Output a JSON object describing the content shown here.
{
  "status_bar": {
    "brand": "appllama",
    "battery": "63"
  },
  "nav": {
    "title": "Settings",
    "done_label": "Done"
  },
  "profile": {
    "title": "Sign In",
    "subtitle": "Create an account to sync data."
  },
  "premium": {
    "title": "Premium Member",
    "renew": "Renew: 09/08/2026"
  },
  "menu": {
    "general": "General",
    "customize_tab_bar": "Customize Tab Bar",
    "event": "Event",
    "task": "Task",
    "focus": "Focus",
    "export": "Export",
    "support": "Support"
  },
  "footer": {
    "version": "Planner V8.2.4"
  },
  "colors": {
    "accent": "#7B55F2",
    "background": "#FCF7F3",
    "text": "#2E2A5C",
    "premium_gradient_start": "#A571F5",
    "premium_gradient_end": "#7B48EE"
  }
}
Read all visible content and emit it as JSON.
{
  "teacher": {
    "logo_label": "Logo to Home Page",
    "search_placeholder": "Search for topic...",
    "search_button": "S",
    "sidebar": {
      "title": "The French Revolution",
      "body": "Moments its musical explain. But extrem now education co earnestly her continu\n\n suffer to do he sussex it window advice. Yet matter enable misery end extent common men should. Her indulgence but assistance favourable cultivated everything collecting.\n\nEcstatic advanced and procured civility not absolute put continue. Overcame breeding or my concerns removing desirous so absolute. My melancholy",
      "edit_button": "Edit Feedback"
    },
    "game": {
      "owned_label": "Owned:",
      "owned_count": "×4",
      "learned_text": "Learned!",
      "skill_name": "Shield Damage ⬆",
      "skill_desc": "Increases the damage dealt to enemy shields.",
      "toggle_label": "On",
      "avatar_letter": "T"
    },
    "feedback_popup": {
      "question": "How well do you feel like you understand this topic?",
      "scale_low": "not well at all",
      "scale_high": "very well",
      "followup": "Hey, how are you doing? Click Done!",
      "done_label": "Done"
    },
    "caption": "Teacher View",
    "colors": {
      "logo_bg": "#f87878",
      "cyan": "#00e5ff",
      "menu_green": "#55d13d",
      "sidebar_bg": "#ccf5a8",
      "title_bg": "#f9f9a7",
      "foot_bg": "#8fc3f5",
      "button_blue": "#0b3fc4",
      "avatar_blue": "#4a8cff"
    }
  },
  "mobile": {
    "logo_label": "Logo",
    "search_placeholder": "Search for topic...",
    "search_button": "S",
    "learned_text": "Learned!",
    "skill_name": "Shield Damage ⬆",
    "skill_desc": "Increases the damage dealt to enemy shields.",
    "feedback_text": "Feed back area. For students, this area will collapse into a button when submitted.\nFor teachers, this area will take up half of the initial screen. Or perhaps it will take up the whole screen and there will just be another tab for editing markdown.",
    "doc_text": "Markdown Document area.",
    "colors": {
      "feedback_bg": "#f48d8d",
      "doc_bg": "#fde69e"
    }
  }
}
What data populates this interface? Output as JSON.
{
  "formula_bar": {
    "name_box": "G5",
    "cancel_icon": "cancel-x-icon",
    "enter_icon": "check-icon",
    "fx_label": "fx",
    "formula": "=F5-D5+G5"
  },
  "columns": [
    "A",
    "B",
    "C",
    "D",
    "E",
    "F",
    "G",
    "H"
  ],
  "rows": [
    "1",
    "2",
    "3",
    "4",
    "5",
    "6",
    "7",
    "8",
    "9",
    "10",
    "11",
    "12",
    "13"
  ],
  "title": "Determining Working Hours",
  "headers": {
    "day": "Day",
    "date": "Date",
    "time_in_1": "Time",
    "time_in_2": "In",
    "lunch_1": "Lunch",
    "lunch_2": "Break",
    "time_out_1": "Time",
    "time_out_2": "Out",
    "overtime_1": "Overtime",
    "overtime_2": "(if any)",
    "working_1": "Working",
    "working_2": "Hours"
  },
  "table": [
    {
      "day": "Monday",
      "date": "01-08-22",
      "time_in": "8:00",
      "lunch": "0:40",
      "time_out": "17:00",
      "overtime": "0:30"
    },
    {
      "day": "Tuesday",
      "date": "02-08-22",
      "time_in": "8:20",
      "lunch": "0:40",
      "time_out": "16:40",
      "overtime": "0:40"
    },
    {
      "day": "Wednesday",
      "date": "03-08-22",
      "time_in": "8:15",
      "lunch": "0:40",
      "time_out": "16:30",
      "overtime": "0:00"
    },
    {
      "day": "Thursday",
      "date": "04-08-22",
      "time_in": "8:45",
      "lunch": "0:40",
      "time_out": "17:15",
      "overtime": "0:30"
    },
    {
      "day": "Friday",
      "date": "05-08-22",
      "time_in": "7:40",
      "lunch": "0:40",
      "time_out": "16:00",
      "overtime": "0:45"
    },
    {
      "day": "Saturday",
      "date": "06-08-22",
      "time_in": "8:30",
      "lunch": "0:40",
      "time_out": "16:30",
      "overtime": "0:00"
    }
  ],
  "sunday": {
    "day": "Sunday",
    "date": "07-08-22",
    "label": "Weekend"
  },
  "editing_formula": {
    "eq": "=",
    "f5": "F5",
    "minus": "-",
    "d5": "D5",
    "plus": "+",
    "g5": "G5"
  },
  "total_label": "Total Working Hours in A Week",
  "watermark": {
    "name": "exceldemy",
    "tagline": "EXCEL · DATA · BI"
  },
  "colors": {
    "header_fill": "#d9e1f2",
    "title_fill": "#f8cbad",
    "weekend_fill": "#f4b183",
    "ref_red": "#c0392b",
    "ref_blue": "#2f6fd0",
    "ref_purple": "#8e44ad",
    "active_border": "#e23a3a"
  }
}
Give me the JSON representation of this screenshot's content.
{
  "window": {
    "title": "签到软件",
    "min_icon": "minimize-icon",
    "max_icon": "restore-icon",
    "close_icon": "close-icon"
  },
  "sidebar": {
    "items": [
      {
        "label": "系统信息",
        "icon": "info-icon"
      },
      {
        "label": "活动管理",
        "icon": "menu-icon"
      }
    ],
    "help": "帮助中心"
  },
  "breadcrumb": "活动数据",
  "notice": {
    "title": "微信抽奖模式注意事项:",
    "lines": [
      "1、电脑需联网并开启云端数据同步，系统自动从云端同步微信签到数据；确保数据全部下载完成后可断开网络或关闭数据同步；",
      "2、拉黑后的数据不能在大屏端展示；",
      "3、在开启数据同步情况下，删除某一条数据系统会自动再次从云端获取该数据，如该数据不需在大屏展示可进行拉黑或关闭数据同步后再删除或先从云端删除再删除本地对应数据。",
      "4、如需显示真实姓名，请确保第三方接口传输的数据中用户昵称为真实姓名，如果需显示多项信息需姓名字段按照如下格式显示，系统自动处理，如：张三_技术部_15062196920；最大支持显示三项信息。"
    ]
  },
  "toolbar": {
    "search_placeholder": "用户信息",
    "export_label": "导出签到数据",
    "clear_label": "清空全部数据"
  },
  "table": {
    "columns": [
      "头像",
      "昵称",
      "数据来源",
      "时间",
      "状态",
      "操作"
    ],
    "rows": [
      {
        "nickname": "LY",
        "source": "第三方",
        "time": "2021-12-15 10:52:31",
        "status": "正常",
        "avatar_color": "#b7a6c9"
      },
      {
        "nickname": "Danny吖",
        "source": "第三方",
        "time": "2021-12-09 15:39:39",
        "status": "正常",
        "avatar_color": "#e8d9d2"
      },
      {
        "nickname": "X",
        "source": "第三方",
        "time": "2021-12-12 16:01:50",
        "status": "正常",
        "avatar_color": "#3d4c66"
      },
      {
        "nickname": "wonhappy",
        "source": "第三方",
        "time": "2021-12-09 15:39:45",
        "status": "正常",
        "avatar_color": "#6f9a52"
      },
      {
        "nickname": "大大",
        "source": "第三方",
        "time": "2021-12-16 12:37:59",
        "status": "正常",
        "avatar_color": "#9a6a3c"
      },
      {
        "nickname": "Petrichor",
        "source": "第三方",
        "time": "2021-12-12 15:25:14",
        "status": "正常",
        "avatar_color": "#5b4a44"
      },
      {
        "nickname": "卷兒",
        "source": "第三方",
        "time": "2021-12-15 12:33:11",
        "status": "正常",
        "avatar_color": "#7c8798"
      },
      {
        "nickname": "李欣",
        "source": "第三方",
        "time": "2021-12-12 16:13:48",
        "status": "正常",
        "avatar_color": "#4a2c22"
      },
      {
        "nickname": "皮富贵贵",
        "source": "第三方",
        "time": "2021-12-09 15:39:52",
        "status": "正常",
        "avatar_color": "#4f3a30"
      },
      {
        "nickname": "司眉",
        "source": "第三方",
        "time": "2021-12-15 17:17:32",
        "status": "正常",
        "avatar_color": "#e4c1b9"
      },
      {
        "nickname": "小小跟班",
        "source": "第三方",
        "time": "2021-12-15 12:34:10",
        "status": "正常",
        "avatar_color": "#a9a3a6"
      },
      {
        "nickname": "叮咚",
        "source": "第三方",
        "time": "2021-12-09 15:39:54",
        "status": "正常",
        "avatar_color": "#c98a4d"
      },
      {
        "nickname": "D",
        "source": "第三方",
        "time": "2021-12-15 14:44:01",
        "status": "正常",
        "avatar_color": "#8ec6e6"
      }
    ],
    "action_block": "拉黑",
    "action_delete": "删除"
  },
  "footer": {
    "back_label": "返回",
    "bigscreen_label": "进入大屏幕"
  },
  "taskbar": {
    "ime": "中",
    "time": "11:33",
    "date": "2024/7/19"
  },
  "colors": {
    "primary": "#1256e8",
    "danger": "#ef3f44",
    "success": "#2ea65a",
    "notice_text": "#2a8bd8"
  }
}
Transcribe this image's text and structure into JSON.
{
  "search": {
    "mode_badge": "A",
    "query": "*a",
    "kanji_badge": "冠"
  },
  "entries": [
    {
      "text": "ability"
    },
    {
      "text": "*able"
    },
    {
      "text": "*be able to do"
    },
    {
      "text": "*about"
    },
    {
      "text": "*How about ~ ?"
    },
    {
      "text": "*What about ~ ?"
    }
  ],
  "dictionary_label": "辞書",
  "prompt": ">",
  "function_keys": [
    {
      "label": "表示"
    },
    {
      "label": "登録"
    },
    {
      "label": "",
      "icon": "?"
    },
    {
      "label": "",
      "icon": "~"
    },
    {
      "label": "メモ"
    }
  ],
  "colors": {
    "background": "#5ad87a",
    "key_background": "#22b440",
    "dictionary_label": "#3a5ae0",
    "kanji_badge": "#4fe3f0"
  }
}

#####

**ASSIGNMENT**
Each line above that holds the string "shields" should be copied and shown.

**EXPECTED OUTPUT**
      "skill_desc": "Increases the damage dealt to enemy shields.",
    "skill_desc": "Increases the damage dealt to enemy shields.",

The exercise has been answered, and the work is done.